The end of the year is often the time when organisations make drastic changes to their workforce. The lucky few may be elated by receiving a healthy bonus, but there are thousands of workers who received their Marching Orders.
If you are one of these people, you probably had no idea you’d be fired….especially just before Christmas. You went into work as normal, counting down the days until the Christmas break… and left minus your job and your feeling of self-worth.
If this sounds like you (or someone you know), this article will help you take the first step to bounce back.
Here are some tips to get you on the right track. It’s always a good idea to have your resume updated and ready to send quickly when an opportunity presents itself. So, let’s get to work.
1. What’s the difference between a résumé and a CV?
The terms ‘Résumé’ and ‘Curriculum Vitae’ are both in common use these days. When you respond to an advertisement, use the term in the ad to name your document. For example, If you are asked to send your CV and cover letter, call your document a CV. Similarly, if you are asked to email your résumé, call your document a résumé.
2. How long should my résumé be?

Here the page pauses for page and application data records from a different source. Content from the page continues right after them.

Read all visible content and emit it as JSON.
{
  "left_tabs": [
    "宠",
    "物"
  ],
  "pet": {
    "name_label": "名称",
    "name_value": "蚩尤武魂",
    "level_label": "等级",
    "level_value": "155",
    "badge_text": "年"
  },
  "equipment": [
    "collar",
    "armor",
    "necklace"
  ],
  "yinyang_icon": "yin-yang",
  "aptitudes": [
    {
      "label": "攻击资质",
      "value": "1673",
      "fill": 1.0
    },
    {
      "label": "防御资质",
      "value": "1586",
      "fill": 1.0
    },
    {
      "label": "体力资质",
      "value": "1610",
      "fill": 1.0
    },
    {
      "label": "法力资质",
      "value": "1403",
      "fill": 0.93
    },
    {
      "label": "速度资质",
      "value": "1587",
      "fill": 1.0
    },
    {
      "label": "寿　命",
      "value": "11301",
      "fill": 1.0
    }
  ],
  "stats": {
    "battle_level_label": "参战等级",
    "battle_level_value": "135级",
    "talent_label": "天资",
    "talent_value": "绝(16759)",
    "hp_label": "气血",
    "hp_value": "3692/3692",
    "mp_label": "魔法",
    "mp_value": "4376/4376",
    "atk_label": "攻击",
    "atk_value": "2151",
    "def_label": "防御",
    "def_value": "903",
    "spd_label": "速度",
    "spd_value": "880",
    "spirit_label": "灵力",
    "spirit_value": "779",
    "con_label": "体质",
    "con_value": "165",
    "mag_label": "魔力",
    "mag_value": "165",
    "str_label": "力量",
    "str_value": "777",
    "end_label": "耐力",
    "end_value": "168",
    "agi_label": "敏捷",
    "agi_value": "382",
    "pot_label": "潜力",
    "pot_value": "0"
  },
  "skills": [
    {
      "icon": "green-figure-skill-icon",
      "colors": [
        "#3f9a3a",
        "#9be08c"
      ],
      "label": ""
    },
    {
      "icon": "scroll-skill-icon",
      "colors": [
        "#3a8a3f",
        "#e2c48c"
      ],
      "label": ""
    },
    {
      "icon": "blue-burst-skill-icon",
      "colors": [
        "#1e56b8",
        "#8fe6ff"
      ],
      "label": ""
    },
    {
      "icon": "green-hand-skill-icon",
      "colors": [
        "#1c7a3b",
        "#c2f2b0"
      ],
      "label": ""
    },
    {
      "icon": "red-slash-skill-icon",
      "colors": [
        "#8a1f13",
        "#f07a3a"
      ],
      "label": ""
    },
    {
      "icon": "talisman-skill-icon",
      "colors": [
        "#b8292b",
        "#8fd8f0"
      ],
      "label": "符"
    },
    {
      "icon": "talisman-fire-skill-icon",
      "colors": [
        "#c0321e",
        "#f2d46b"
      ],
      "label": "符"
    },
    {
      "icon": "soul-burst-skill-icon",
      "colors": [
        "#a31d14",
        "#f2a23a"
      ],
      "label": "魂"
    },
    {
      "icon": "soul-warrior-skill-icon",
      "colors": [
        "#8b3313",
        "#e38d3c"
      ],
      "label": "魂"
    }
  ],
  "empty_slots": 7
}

Your résumé needs to be long enough to succinctly ‘sell’ your skills and experience – and not one word longer. The length of your résumé will depend on your employment history. Obviously, if you’ve only had one job, it will be a lot shorter than someone with a 20 year work history. Here’s a tip – only include the last 10 years’ work history in your résumé. You can list earlier jobs as headings. For example: ‘Key roles held prior to 2001: Bank Teller; Administration Officer; Customer Service Officer’.
3. Should I include a photo of myself in my résumé?
Some hospitality positions and flight attendant positions require you to send a photo with your application. Generally speaking, the only time you need to send your photo is if your appearance is directly related to the role. For all other positions, do NOT send a photo.
4. Should I include my hobbies and sports in my Personal Details section?
Only include your hobbies or sports if they are relevant to the job you’re applying for. For example, if you’re applying for a position as a Sports Coach and you play sport at a high level, then it is relevant to include in your résumé. Keep your résumé professional by only providing your contact details, (name, email address, home phone and cell phone number) in your Personal Details section.
5. Should I include how many children I have and their names?
No. Your résumé is not the place to mention your family. It might be perceived as a negative to an employer. For example, they may be thinking ‘Will Mary need time off during school holidays or when the kids are sick?’
6. Are résumé templates okay to use?
One size definitely does not fit all. Your résumé needs to be tailored to your individual background. You also need to put your most important information upfront. For example, if you are a graduate, your educational qualifications will be more important than your work history. Conversely, if you are a mature-age applicant, your career summary and employment history are much more important than your education, so should be listed immediately after your contact details and career objective.
7. How many referees do I need?
Choose at least three verbal referees (people who can be contacted by phone) even if you are only asked to supply two. This is because your referees may be on holidays or out of the workplace when the recruiter calls to do the reference check. Make sure you include your referees’ mobile numbers and email addresses to make it easy to contact them.
8. Who should I ask to be a referee?
This is one of the most important parts of your résumé. Choose three people who can comment on your work performance. Your referees can ‘make’ or ‘break’ your chances of getting the job, so choose them carefully. A good choice would be your manager, supervisor, work colleagues, suppliers, customers, etc.
9. Should I explain gaps in my employment?
Yes! You need to answer any questions that may be in the employer’s or recruiter’s mind when reading your application. If you have been unemployed for a period of time, but have held a voluntary role, state: ‘2007 – 2008: Voluntary position as Treasurer ‘XYZ Charity’. If you’ve been at home caring for children, state: ‘2006 – 2008: Full Time Parenting Duties.’
10. How do I make my résumé look professional? Here are a few ‘insider’ tips used by professional résumé writers:
- Use a reverse chronological format (start with the most recent position and work backwards)
- Choose headings to match your individual educational and employment background.
- Use an 11 or 12 point font such as Times New Roman for hard copy applications and ‘Arial’ or ‘Verdana’ for online applications.
- Use bullet points and white space between paragraphs to make your application easy to read.
- Put your name, page number and the position you’re applying for in the header or footer on each page of your application.
- Don’t squeeze lots of information onto the page to save having extra pages – it makes your application hard to read.
- Proofread your application carefully and get someone else to read it to make sure it is error-proof.
Good Luck with writing your resume. It’s the first step to getting a fantastic new job. For further free articles and resources, go to www.smartstartmarketing.com.au